> **Task details**
Check each line of the material that follows, and copy those holding the string "value".

> **Data extracts**

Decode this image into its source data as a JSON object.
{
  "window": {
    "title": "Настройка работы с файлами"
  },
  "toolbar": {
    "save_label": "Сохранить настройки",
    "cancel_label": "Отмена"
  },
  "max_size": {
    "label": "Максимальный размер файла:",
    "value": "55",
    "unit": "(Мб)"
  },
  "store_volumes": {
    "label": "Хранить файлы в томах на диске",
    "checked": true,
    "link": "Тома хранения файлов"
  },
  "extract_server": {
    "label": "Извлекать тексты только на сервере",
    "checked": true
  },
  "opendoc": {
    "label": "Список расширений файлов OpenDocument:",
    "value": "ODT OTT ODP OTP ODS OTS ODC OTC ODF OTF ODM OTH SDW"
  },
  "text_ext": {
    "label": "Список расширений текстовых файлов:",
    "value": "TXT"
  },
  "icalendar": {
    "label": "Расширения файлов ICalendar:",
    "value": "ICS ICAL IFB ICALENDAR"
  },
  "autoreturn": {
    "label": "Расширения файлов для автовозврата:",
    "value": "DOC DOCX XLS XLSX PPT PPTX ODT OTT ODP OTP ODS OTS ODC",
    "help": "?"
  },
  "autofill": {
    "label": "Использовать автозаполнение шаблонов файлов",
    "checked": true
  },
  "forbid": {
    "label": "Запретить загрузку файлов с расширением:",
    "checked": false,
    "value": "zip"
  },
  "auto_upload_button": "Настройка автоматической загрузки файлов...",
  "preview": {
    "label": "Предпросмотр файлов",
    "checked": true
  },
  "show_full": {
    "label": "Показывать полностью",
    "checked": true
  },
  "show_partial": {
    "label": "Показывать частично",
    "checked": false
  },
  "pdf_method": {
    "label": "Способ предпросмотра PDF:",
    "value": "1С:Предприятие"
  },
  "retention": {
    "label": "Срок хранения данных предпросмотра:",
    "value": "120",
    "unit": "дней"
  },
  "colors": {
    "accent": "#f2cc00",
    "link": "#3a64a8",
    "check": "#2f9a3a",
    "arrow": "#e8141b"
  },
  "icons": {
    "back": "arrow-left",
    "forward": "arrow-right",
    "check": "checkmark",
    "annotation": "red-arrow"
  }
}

> **Task answer**
    "value": "55",
    "value": "ODT OTT ODP OTP ODS OTS ODC OTC ODF OTF ODM OTH SDW"
    "value": "TXT"
    "value": "ICS ICAL IFB ICALENDAR"
    "value": "DOC DOCX XLS XLSX PPT PPTX ODT OTT ODP OTP ODS OTS ODC",
    "value": "zip"
    "value": "1С:Предприятие"
    "value": "120",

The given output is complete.